While the earthquake, tsunami and radiation leaking from Japan’s Fukushima nuclear reactor are “still a tragedy that unfolds with new chapters every day,” Japan continues to be a growing market for U.S. beef, says Phil Seng, president and CEO of the U.S. Meat Export Federation (USMEF).

“Through April 14, we were up 93% over 2010,” Seng says. In the first two months of 2011, U.S. beef exports were up 75% over the same period in 2010. USMEF projects U.S. beef exports to Japan will total 153,000 metric tons, up 25% over last year.

Seng says there are several reasons for the surge in beef exports to Japan. One is simply a growing demand for high-quality beef. The other is a response by the Japanese trade to rising costs globally, particularly transportation costs. “So they have an interest in buying product now because they think it’s going to be cheaper than (a few) months from now.”

The human tragedy in Japan can’t be overstated and continues to affect the island nation both economically and psychologically. But Japan was turning the corner in terms of U.S. beef even prior to the disaster in March. If anything, Seng predicts it will spur even more interest in U.S. beef.

About 12% of Japan’s beef production came from the region affected by the earthquake, tsunami and radiation leakage, he says, along with 16% of the pork, 20% of the poultry and 17% of the dairy production. Most of that production went to the greater Tokyo region, which accounts for about 40% of Japan’s GDP.

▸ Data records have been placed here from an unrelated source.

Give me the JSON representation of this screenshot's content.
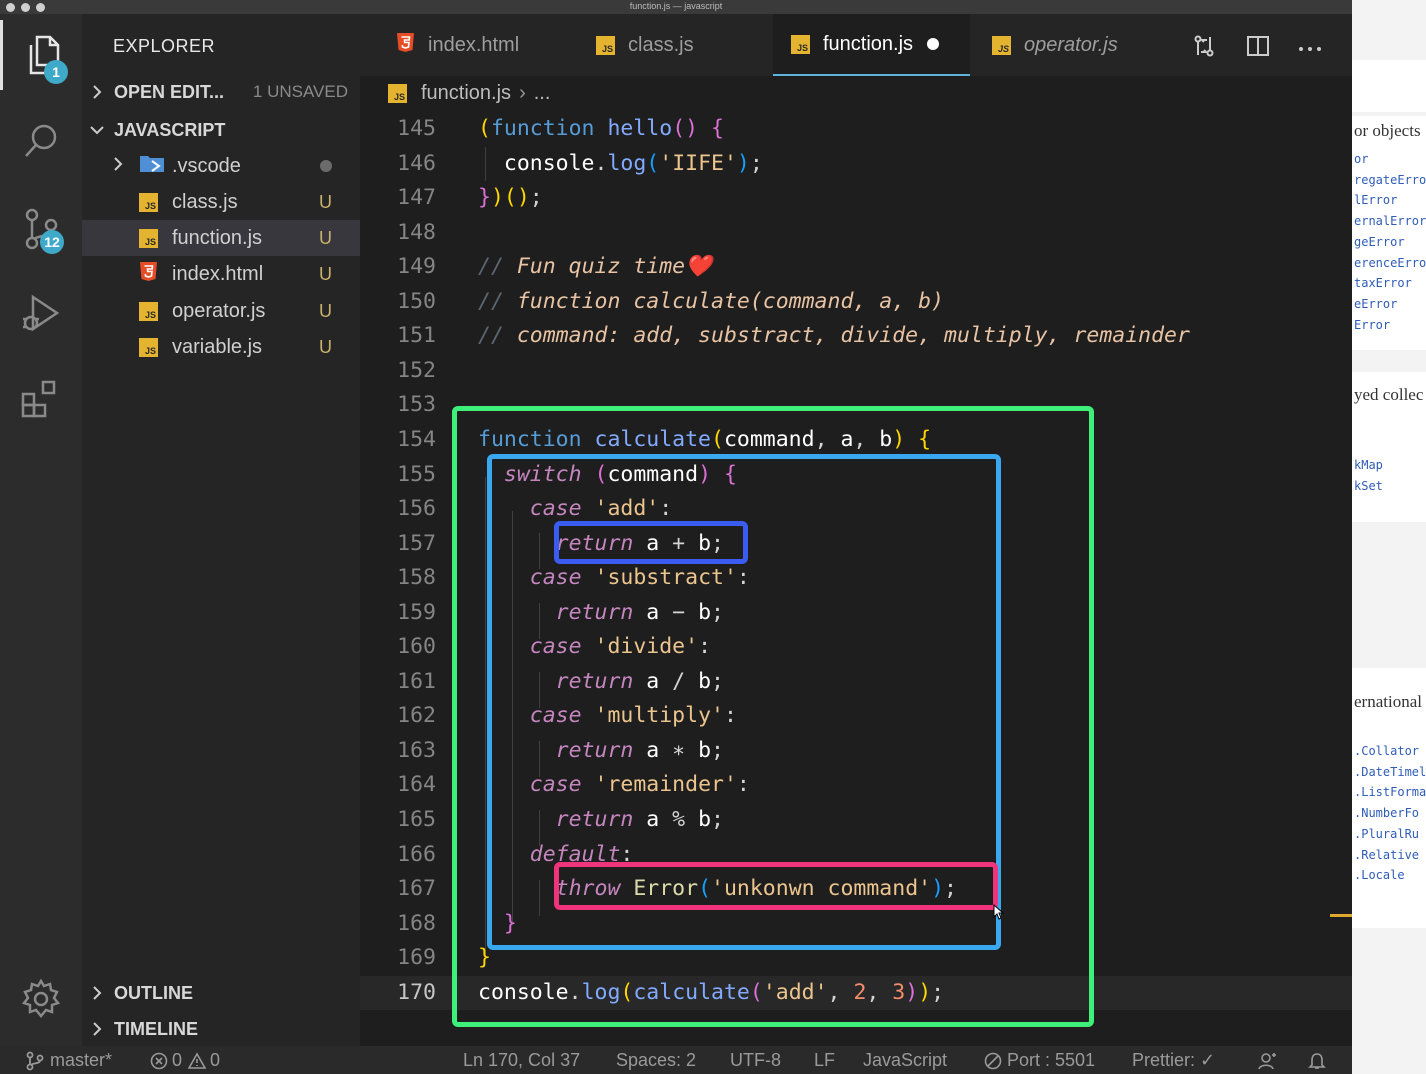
{
  "window": {
    "title": "function.js — javascript"
  },
  "activity_bar": {
    "explorer_badge": "1",
    "source_control_badge": "12"
  },
  "sidebar": {
    "title": "EXPLORER",
    "open_editors": {
      "label": "OPEN EDIT...",
      "status": "1 UNSAVED"
    },
    "project": {
      "label": "JAVASCRIPT"
    },
    "files": [
      {
        "name": ".vscode",
        "status": ""
      },
      {
        "name": "class.js",
        "status": "U"
      },
      {
        "name": "function.js",
        "status": "U"
      },
      {
        "name": "index.html",
        "status": "U"
      },
      {
        "name": "operator.js",
        "status": "U"
      },
      {
        "name": "variable.js",
        "status": "U"
      }
    ],
    "outline_label": "OUTLINE",
    "timeline_label": "TIMELINE"
  },
  "tabs": [
    {
      "label": "index.html"
    },
    {
      "label": "class.js"
    },
    {
      "label": "function.js"
    },
    {
      "label": "operator.js"
    }
  ],
  "breadcrumb": {
    "file": "function.js",
    "rest": "..."
  },
  "editor": {
    "lines": [
      {
        "num": "145",
        "tokens": [
          [
            "p1",
            "("
          ],
          [
            "kw",
            "function "
          ],
          [
            "fnb",
            "hello"
          ],
          [
            "p2",
            "() "
          ],
          [
            "p2",
            "{"
          ]
        ]
      },
      {
        "num": "146",
        "tokens": [
          [
            "op",
            "  "
          ],
          [
            "var",
            "console"
          ],
          [
            "op",
            "."
          ],
          [
            "fnb",
            "log"
          ],
          [
            "p3",
            "("
          ],
          [
            "str",
            "'IIFE'"
          ],
          [
            "p3",
            ")"
          ],
          [
            "op",
            ";"
          ]
        ]
      },
      {
        "num": "147",
        "tokens": [
          [
            "p2",
            "}"
          ],
          [
            "p1",
            ")"
          ],
          [
            "p1",
            "()"
          ],
          [
            "op",
            ";"
          ]
        ]
      },
      {
        "num": "148",
        "tokens": []
      },
      {
        "num": "149",
        "tokens": [
          [
            "cmm",
            "// "
          ],
          [
            "cm",
            "Fun quiz time❤️"
          ]
        ]
      },
      {
        "num": "150",
        "tokens": [
          [
            "cmm",
            "// "
          ],
          [
            "cm",
            "function calculate(command, a, b)"
          ]
        ]
      },
      {
        "num": "151",
        "tokens": [
          [
            "cmm",
            "// "
          ],
          [
            "cm",
            "command: add, substract, divide, multiply, remainder"
          ]
        ]
      },
      {
        "num": "152",
        "tokens": []
      },
      {
        "num": "153",
        "tokens": []
      },
      {
        "num": "154",
        "tokens": [
          [
            "kw",
            "function "
          ],
          [
            "fnb",
            "calculate"
          ],
          [
            "p1",
            "("
          ],
          [
            "var",
            "command"
          ],
          [
            "op",
            ", "
          ],
          [
            "var",
            "a"
          ],
          [
            "op",
            ", "
          ],
          [
            "var",
            "b"
          ],
          [
            "p1",
            ") "
          ],
          [
            "p1",
            "{"
          ]
        ]
      },
      {
        "num": "155",
        "tokens": [
          [
            "op",
            "  "
          ],
          [
            "ctl",
            "switch "
          ],
          [
            "p2",
            "("
          ],
          [
            "var",
            "command"
          ],
          [
            "p2",
            ") "
          ],
          [
            "p2",
            "{"
          ]
        ]
      },
      {
        "num": "156",
        "tokens": [
          [
            "op",
            "    "
          ],
          [
            "ctl",
            "case "
          ],
          [
            "str",
            "'add'"
          ],
          [
            "op",
            ":"
          ]
        ]
      },
      {
        "num": "157",
        "tokens": [
          [
            "op",
            "      "
          ],
          [
            "ctl",
            "return "
          ],
          [
            "var",
            "a"
          ],
          [
            "op",
            " + "
          ],
          [
            "var",
            "b"
          ],
          [
            "op",
            ";"
          ]
        ]
      },
      {
        "num": "158",
        "tokens": [
          [
            "op",
            "    "
          ],
          [
            "ctl",
            "case "
          ],
          [
            "str",
            "'substract'"
          ],
          [
            "op",
            ":"
          ]
        ]
      },
      {
        "num": "159",
        "tokens": [
          [
            "op",
            "      "
          ],
          [
            "ctl",
            "return "
          ],
          [
            "var",
            "a"
          ],
          [
            "op",
            " − "
          ],
          [
            "var",
            "b"
          ],
          [
            "op",
            ";"
          ]
        ]
      },
      {
        "num": "160",
        "tokens": [
          [
            "op",
            "    "
          ],
          [
            "ctl",
            "case "
          ],
          [
            "str",
            "'divide'"
          ],
          [
            "op",
            ":"
          ]
        ]
      },
      {
        "num": "161",
        "tokens": [
          [
            "op",
            "      "
          ],
          [
            "ctl",
            "return "
          ],
          [
            "var",
            "a"
          ],
          [
            "op",
            " / "
          ],
          [
            "var",
            "b"
          ],
          [
            "op",
            ";"
          ]
        ]
      },
      {
        "num": "162",
        "tokens": [
          [
            "op",
            "    "
          ],
          [
            "ctl",
            "case "
          ],
          [
            "str",
            "'multiply'"
          ],
          [
            "op",
            ":"
          ]
        ]
      },
      {
        "num": "163",
        "tokens": [
          [
            "op",
            "      "
          ],
          [
            "ctl",
            "return "
          ],
          [
            "var",
            "a"
          ],
          [
            "op",
            " ∗ "
          ],
          [
            "var",
            "b"
          ],
          [
            "op",
            ";"
          ]
        ]
      },
      {
        "num": "164",
        "tokens": [
          [
            "op",
            "    "
          ],
          [
            "ctl",
            "case "
          ],
          [
            "str",
            "'remainder'"
          ],
          [
            "op",
            ":"
          ]
        ]
      },
      {
        "num": "165",
        "tokens": [
          [
            "op",
            "      "
          ],
          [
            "ctl",
            "return "
          ],
          [
            "var",
            "a"
          ],
          [
            "op",
            " % "
          ],
          [
            "var",
            "b"
          ],
          [
            "op",
            ";"
          ]
        ]
      },
      {
        "num": "166",
        "tokens": [
          [
            "op",
            "    "
          ],
          [
            "ctl",
            "default"
          ],
          [
            "op",
            ":"
          ]
        ]
      },
      {
        "num": "167",
        "tokens": [
          [
            "op",
            "      "
          ],
          [
            "ctl",
            "throw "
          ],
          [
            "fn",
            "Error"
          ],
          [
            "p3",
            "("
          ],
          [
            "str",
            "'unkonwn command'"
          ],
          [
            "p3",
            ")"
          ],
          [
            "op",
            ";"
          ]
        ]
      },
      {
        "num": "168",
        "tokens": [
          [
            "op",
            "  "
          ],
          [
            "p2",
            "}"
          ]
        ]
      },
      {
        "num": "169",
        "tokens": [
          [
            "p1",
            "}"
          ]
        ]
      },
      {
        "num": "170",
        "tokens": [
          [
            "var",
            "console"
          ],
          [
            "op",
            "."
          ],
          [
            "fnb",
            "log"
          ],
          [
            "p1",
            "("
          ],
          [
            "fnb",
            "calculate"
          ],
          [
            "p2",
            "("
          ],
          [
            "str",
            "'add'"
          ],
          [
            "op",
            ", "
          ],
          [
            "num",
            "2"
          ],
          [
            "op",
            ", "
          ],
          [
            "num",
            "3"
          ],
          [
            "p2",
            ")"
          ],
          [
            "p1",
            ")"
          ],
          [
            "op",
            ";"
          ]
        ]
      }
    ],
    "current_line": "170"
  },
  "right_panel": {
    "heading1": "or objects",
    "group1": [
      "or",
      "regateErro",
      "lError",
      "ernalError",
      "geError",
      "erenceErro",
      "taxError",
      "eError",
      "Error"
    ],
    "heading2": "yed collec",
    "group2": [
      "kMap",
      "kSet"
    ],
    "heading3": "ernational",
    "group3": [
      ".Collator",
      ".DateTimel",
      ".ListForma",
      ".NumberFo",
      ".PluralRu",
      ".Relative",
      ".Locale"
    ]
  },
  "status_bar": {
    "branch": "master*",
    "errors": "0",
    "warnings": "0",
    "position": "Ln 170, Col 37",
    "spaces": "Spaces: 2",
    "encoding": "UTF-8",
    "eol": "LF",
    "language": "JavaScript",
    "port": "Port : 5501",
    "prettier": "Prettier: ✓"
  },
  "colors": {
    "highlight_green": "#3ef07a",
    "highlight_lightblue": "#3aa8f0",
    "highlight_blue": "#3a5cf0",
    "highlight_pink": "#f0347c"
  }
}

“So this product not flowing into the greater Tokyo area leaves two choices,” Seng says. “Make it up with increased production in Japan, which seems quite unlikely, or compensate with increased imports. We see imports being a much stronger possibility.”

That opens the possibility that Japan may budge on its insistence that beef imported from the U.S. comes from cattle 20 months of age or less. Seng says the nuclear reactor is Japan’s most clear and present danger. Once that’s taken care of, he fully expects the U.S. to engage Japan in talks about beef. He thinks those discussions could begin as early as late June.

U.S. relief efforts, both through the military, which Seng described as “unbelievable,” and the work USMEF has done to provide food for those displaced from the region as well as those still there, are deeply appreciated. Seng is hopeful the goodwill those efforts engendered will weigh on the discussions, both in terms of easing the 20-month rule and the 38.5% duty currently applied to U.S. beef entering Japan.

However, the radiation leakage will only spur Japanese consumers’ already-heightened concern about food safety, which may have long-term implications for U.S. cattlemen. Seng says the traceability factor has become a much more urgent concern in Japan.

“Japanese consumers really do want to know where their food is produced,” he says. “And I think this is going to play more so as far as product coming in. That’s going to be an increasing, rather than a decreasing, trend,” he predicts.

But overall, he’s bullish on the Japanese economy and the prospects for increased beef exports, not only to Japan but throughout Asia. “I’m very bullish as far as the outlook in Asia. Should we have some meaningful access as far as these negotiations (with the Japanese), it could be very exciting for beef producers.”